Extending the Harvest

DaveChile Peppers, Harvesting, TomatoesLeave a Comment


Remember, despite a produce industry that treats chile peppers like vegetables, they are, in fact, fruits that are eaten in both their unripe stage (usually green) and their ripe stage, usually red or yellow. As the chile pods ripen, vitamin C diminishes and vitamin A increases radically. The pods become sweeter, softer, and slightly more acid. To many, they become more flavorful. In chile peppers the ripening stages are:
Green: When the surface of the pod is completely green
Breaker: When less than 10% of the surface is red
Turning: When less than 30% of the surface is red (but no less than 10%)
Pink: When less than 60% of the surface is red (but no less than 30%)
Light Red: When less than 90% of the surface is red (but no less than 60%)
Red: When the surface is nearly completely red.
In New Mexico about 65% of the chile-eaters prefer green chile to red, but remember, they are comparing a fresh immature fruit to a dried red, mature fruit. If the comparison were made between a fresh green fruit and a fresh red fruit, the preference would be closer to 50-50.
During the ripening process, plant fruits emit a natural ripening hormone, ethylene (C2H4). Ethylene is unique in that it is used in the manufacture of polyethylene plastic sheeting and also is used commercially to force ripening in plant fruits, particularly bananas. Ironically, bananas can be used to both trigger ripening and to force other fruits to ripen faster.
During the end of the growing season, the first frost often happens when many of the peppers and tomatoes are still green on the plant. Thus the foliage is destroyed but not the fruits. I harvest all of these green fruits and attempt to force them to ripen by placing them in cardboard boxes (usually the medium ones from Amazon) and adding one or two ripe bananas. Then I seal the box for at least a week.

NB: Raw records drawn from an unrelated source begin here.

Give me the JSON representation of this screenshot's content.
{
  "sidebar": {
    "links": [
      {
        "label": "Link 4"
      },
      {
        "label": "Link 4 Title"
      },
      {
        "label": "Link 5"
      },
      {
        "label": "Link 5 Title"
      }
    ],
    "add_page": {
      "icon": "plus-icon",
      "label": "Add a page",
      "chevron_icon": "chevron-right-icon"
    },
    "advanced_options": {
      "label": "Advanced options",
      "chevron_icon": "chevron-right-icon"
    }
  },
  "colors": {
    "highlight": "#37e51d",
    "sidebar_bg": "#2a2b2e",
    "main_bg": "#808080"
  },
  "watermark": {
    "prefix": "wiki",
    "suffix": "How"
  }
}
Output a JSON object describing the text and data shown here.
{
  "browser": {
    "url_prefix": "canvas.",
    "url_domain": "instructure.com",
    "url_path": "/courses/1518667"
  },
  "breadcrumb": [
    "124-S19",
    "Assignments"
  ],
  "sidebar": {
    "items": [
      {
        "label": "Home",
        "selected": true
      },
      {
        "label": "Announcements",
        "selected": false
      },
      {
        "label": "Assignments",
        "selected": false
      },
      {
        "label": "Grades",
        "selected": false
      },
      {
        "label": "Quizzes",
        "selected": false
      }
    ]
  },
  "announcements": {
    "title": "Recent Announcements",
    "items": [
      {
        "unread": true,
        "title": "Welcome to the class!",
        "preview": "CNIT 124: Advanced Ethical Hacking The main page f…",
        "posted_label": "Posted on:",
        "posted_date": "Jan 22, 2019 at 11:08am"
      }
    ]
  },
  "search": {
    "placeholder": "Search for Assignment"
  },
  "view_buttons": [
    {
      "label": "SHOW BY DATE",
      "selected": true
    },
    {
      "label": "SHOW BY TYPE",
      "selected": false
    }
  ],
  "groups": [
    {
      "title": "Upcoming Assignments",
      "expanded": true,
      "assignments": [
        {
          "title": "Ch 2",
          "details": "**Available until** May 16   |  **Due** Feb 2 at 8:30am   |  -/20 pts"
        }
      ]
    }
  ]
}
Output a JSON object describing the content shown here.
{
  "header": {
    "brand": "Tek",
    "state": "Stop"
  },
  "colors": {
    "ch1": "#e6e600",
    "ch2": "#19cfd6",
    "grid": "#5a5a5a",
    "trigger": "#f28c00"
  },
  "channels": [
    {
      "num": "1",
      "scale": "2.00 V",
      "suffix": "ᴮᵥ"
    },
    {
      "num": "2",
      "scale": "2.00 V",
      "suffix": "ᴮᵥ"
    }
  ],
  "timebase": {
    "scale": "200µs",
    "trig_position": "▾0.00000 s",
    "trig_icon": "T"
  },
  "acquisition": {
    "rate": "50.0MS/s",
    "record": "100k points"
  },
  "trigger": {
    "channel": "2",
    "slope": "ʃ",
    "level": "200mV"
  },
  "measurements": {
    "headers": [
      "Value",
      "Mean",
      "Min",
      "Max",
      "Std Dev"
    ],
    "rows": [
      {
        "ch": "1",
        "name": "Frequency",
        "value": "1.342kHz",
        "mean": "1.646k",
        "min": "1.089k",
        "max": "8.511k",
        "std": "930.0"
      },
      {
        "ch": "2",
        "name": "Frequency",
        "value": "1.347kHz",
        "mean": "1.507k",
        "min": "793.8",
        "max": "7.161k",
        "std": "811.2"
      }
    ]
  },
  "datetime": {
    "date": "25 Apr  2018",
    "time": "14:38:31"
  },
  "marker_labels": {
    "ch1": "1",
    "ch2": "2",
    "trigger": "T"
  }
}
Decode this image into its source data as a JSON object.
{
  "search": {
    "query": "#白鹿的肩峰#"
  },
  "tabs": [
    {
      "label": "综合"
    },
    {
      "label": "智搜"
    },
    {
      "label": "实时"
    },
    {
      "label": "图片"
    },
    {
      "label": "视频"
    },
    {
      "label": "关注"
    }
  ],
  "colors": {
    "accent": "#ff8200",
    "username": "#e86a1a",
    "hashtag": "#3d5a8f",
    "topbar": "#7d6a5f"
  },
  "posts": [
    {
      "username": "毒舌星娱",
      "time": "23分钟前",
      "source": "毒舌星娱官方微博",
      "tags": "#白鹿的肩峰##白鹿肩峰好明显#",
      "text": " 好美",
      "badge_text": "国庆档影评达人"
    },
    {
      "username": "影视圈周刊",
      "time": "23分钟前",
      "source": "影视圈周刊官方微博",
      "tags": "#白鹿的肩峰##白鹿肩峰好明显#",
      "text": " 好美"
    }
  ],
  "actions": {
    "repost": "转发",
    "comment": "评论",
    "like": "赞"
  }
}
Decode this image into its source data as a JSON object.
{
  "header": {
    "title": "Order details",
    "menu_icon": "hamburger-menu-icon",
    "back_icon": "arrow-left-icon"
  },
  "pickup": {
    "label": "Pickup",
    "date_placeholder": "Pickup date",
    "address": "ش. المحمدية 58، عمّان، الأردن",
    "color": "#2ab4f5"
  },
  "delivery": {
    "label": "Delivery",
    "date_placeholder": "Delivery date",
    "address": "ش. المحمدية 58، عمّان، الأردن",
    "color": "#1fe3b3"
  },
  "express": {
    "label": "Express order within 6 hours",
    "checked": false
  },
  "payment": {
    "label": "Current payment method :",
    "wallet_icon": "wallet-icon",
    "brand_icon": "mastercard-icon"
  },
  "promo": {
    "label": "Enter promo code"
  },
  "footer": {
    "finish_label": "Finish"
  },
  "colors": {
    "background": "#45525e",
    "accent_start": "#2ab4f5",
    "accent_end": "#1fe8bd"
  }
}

The fruits in the breaker stage always ripen to red, and many of the ones in the green stage will also turn red because they have been “triggered”—perhaps by the colder temperatures—and are producing small amounts of ethylene but the red has not yet shown up on the surface of the pod or the tomato. The fruits most likely not to turn red are usually the small, immature fruits that have not yet been triggered. By concentrating the ethylene to trigger ripening, you are effectively extending your harvest.